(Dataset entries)
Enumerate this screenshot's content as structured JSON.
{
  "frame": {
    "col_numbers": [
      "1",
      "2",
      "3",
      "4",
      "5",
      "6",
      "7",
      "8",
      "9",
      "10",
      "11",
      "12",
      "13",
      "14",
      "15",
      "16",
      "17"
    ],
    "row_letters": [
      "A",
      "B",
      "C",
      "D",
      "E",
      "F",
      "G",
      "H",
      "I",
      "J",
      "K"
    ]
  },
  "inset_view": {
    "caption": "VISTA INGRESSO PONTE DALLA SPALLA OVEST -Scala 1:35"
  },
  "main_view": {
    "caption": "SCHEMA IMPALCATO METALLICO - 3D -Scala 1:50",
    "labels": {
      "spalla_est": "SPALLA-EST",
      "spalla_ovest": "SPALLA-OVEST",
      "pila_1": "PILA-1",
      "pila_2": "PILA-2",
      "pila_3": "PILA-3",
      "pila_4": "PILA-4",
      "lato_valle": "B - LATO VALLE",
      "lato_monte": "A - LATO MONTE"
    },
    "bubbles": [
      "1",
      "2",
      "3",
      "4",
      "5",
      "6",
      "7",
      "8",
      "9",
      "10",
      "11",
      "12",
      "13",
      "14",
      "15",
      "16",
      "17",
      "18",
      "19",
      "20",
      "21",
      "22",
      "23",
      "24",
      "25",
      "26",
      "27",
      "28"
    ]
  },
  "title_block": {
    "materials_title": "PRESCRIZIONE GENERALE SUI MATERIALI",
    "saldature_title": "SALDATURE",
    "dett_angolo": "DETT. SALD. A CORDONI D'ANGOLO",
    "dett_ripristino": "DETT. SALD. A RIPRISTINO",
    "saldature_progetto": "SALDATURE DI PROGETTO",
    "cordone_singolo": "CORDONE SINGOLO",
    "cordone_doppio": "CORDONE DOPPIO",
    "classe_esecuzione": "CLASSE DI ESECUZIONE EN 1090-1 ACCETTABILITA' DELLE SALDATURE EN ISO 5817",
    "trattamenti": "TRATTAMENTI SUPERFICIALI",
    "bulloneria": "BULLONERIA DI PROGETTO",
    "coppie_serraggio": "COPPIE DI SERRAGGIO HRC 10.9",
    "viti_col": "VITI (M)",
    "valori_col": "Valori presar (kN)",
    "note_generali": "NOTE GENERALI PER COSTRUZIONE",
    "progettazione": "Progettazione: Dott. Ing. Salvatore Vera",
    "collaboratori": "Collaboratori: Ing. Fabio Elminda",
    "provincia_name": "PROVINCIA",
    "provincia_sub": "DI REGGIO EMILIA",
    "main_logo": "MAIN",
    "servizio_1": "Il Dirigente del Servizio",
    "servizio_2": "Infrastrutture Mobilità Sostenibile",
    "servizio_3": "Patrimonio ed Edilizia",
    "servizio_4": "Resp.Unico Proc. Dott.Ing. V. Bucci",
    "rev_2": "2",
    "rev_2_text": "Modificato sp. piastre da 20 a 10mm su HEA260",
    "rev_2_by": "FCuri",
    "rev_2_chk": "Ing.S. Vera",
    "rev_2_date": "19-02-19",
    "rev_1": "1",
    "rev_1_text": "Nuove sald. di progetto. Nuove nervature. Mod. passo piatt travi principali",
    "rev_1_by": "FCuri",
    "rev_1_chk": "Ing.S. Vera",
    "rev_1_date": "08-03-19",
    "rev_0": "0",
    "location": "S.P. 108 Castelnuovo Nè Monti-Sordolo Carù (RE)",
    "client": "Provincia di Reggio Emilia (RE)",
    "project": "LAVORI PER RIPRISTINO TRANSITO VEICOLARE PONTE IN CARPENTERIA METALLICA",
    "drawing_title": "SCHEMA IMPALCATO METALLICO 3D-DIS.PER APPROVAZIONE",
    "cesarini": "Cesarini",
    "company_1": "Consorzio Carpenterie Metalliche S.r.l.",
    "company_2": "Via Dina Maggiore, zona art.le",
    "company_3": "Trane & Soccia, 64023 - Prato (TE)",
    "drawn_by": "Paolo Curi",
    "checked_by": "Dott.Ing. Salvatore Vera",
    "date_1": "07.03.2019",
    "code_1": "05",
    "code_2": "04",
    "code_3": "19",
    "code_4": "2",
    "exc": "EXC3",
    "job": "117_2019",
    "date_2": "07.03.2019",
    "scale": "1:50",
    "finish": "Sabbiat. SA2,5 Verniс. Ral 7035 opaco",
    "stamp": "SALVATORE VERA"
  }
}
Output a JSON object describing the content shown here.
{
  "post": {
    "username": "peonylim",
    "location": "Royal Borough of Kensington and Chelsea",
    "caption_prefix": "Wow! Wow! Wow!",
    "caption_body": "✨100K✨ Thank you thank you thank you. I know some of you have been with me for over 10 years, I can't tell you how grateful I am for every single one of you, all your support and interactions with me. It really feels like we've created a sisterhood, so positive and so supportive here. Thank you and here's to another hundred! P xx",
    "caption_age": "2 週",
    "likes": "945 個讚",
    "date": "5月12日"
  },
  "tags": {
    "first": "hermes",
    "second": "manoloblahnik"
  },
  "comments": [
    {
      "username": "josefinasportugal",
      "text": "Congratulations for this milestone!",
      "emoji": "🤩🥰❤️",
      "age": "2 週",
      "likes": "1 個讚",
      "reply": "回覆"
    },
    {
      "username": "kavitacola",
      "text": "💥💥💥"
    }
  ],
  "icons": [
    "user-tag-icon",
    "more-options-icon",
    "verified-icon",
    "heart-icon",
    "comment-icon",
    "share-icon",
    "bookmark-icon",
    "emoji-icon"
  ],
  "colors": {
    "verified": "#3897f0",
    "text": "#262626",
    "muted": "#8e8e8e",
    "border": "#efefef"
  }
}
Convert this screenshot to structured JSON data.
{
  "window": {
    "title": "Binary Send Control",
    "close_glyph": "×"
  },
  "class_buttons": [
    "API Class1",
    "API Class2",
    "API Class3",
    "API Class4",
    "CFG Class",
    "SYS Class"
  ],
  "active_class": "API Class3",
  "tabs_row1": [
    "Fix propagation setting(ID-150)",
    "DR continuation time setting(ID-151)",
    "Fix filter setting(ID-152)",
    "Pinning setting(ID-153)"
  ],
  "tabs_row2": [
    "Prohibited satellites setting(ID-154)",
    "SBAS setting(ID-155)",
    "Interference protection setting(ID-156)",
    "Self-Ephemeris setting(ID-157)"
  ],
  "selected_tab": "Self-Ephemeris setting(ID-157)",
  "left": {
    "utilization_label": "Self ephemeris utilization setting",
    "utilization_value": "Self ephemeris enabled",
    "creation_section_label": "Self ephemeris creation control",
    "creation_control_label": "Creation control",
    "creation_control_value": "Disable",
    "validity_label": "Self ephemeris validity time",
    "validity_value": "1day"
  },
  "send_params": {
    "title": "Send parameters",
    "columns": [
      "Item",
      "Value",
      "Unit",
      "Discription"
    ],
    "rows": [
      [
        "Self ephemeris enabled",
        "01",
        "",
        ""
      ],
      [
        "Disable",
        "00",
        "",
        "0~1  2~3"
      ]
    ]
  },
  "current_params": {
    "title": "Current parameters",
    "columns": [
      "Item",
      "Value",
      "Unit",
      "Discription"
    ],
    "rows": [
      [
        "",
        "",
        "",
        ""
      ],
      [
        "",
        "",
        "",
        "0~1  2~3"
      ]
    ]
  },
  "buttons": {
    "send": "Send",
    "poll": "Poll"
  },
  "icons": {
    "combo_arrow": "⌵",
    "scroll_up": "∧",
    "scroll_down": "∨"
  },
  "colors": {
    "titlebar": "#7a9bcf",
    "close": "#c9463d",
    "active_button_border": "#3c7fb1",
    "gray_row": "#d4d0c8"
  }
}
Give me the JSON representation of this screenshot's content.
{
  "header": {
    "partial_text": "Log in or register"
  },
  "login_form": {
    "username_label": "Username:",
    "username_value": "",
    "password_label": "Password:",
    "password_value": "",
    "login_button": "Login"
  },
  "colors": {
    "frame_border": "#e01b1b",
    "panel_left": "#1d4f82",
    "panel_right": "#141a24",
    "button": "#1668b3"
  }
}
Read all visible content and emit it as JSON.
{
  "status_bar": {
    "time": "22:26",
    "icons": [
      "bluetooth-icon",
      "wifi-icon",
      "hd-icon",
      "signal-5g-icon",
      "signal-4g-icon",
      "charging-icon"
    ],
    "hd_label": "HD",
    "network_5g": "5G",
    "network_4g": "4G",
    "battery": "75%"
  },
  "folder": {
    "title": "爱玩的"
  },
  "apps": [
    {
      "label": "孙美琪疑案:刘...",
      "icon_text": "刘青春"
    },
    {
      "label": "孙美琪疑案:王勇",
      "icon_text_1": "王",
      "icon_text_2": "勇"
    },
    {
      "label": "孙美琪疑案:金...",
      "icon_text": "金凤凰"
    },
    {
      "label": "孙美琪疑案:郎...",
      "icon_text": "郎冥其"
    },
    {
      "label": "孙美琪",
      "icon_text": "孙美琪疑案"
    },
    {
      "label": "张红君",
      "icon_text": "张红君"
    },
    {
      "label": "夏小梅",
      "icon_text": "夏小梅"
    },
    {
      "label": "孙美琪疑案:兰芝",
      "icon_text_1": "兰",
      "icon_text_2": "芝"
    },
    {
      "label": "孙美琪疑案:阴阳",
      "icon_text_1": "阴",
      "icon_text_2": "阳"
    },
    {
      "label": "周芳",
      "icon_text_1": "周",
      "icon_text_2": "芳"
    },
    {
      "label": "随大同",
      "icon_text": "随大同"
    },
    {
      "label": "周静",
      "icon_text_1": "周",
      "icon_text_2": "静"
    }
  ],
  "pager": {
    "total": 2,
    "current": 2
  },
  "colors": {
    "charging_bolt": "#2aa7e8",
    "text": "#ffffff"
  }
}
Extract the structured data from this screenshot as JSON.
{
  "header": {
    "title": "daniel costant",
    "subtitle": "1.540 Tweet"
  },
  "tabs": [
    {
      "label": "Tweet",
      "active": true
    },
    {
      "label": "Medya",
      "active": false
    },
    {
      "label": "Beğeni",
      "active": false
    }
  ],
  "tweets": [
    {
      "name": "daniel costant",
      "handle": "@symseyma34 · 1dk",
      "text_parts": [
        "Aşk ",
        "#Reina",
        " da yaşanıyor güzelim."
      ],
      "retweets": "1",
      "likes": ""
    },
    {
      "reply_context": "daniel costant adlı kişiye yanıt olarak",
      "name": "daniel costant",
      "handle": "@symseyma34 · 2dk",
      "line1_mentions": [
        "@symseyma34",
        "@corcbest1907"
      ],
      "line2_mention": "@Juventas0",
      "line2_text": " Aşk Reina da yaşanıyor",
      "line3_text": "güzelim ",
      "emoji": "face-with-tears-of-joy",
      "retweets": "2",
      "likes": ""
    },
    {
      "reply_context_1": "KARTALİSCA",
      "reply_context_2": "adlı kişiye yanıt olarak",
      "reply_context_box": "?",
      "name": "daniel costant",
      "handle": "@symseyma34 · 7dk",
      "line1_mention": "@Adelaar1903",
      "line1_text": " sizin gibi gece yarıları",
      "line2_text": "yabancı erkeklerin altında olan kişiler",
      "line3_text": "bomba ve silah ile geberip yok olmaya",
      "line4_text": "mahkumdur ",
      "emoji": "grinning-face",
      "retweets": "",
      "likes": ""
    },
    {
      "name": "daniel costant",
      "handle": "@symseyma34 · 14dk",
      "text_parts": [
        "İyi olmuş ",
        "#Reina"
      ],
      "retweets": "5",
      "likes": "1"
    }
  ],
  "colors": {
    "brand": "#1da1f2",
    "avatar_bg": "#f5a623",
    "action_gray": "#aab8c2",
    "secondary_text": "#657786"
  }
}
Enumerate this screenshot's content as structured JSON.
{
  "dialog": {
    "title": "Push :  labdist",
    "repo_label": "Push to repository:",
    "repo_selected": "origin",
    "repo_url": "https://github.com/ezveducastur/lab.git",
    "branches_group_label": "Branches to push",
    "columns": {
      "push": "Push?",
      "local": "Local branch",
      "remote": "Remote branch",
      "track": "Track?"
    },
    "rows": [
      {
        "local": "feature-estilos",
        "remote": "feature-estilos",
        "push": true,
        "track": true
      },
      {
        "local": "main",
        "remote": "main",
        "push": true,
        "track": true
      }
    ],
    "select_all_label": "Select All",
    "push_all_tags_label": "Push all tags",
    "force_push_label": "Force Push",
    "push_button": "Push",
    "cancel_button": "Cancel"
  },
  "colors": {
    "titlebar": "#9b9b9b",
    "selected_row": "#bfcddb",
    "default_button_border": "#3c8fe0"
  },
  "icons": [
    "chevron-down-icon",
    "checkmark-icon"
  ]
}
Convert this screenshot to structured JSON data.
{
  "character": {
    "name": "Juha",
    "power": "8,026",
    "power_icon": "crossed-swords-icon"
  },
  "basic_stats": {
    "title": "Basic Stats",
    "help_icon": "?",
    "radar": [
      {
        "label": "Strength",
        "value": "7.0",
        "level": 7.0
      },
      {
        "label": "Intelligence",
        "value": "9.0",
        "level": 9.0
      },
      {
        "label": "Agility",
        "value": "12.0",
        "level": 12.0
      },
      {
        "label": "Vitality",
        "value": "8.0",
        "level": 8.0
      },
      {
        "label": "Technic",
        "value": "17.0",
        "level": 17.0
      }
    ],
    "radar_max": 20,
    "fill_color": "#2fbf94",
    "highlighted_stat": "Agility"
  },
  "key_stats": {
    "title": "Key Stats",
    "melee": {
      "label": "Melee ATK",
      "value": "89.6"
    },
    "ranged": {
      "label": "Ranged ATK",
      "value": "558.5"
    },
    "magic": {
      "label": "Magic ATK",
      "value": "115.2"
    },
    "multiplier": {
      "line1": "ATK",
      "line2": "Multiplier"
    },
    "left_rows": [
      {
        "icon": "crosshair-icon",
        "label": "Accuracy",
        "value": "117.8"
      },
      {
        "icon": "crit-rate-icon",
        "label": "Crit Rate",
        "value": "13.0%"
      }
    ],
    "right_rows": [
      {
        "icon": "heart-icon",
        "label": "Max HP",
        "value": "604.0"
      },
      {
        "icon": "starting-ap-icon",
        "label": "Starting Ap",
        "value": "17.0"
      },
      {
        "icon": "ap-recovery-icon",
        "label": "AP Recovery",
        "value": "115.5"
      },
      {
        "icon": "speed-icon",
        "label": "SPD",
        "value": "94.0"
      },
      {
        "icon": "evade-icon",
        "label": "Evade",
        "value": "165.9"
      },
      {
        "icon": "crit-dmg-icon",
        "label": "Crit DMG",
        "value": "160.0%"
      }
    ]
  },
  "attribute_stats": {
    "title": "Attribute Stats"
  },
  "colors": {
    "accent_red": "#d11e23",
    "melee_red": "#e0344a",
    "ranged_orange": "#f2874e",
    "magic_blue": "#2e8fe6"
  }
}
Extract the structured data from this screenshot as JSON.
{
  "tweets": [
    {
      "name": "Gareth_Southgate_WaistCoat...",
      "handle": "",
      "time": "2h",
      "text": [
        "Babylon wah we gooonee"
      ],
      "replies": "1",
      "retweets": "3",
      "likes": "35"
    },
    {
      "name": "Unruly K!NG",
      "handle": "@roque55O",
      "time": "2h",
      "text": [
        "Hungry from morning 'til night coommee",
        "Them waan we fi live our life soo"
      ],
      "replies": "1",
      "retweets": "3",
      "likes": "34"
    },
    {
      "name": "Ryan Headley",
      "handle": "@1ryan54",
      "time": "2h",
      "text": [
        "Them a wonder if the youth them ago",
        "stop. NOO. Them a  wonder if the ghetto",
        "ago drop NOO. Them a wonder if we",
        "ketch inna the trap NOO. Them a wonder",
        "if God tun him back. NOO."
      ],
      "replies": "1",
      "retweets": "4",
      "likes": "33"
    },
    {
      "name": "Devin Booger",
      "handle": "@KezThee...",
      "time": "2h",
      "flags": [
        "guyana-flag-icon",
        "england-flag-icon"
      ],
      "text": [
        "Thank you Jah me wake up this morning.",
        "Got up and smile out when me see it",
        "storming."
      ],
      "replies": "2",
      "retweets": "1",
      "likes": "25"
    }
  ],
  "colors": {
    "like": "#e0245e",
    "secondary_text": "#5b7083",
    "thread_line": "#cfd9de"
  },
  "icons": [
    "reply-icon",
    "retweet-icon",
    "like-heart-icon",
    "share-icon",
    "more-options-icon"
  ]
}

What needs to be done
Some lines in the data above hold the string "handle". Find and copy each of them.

Solved exercise
      "handle": "@symseyma34 · 1dk",
      "handle": "@symseyma34 · 2dk",
      "handle": "@symseyma34 · 7dk",
      "handle": "@symseyma34 · 14dk",
      "handle": "",
      "handle": "@roque55O",
      "handle": "@1ryan54",
      "handle": "@KezThee...",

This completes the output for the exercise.